Personally, I really hope that the RDR helps to do away with commission in the group pension market altogether. In the vast majority of cases, advisers have no contact with the members of the scheme that they have sold to the company.
Yet it’s worth remembering that in the case of group personal pension schemes, the adviser’s clients are really the scheme members, not the employer. But these people are rarely given even the most basic advice about how much to save into their pension or where to invest it.
My own company’s GPP is the perfect example. Jardine Lloyd Thompson gets paid a nice juicy commission based on the amount I pay into my scheme, even though I’ve never had any more contact with them than a couple of letters informing me that they are the advisers to my company pension scheme.

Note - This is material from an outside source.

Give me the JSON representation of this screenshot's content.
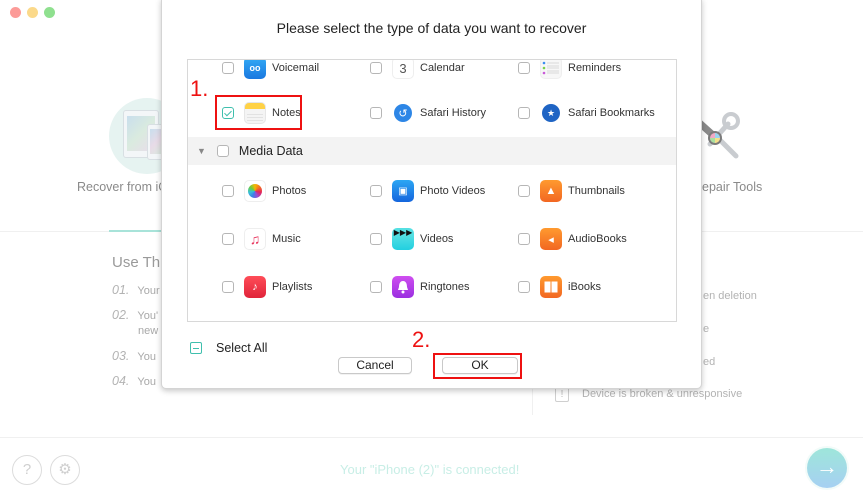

Fortunately, I know a little bit about asset allocation and how to diversify my pension but the majority of people in my office have no clue.
Ironically, they often approach me to ask which funds they should be putting their money into, which leaves me in an awkward posi- tion. I give them my opinions but I’m very care- ful to warn them that this does not constitute advice, and I have to stress that the decision must be theirs. Perhaps JLT should be providing me with a cut?
Many advisers clearly don’t lose any sleep over receiving payment for a service they don’t provide. The cheques are generally so much larger than taking a simple fee – it’s a no-brainer.
And it’s not just the advisers who are at fault. Employers who are keen to keep their own costs to a minimum must shoulder some of the blame here, too. Given the chance of passing on the bill for advice to their staff, most HR or finance directors will jump at the chance without bothering to ask what the adviser plans to offer their employees in the way of advice.
In many cases, companies don’t want their adviser to provide any encouragement for their staff to join the company scheme – as it will only cost them more.
For example, although my employer makes a half-decent contribution into my pension – matching me up to 6 per cent of my salary – it only offers this because there is such apathy in the office. Even when the company’s contribution was not dependent on the employee contributing anything, most people still failed to sign up.
Companies need to remember why they are offering pensions in the first place – as an incentive for employees – and should be willing to pay a few thousand pounds in a one-off fee to an adviser to ensure that they get impartial and good value advice.
Equally, those advisers who do get paid by commission should be insisting that they provide pension seminars to employees – at the very least. Ideally, they should also make themselves available for one on one advice, over the phone or by email, if not face to face.
I believe the RDR will eventually broaden out to address all these issues. Savvy advisers will start to adjust now.
James Daley is personal finance editor of The Independent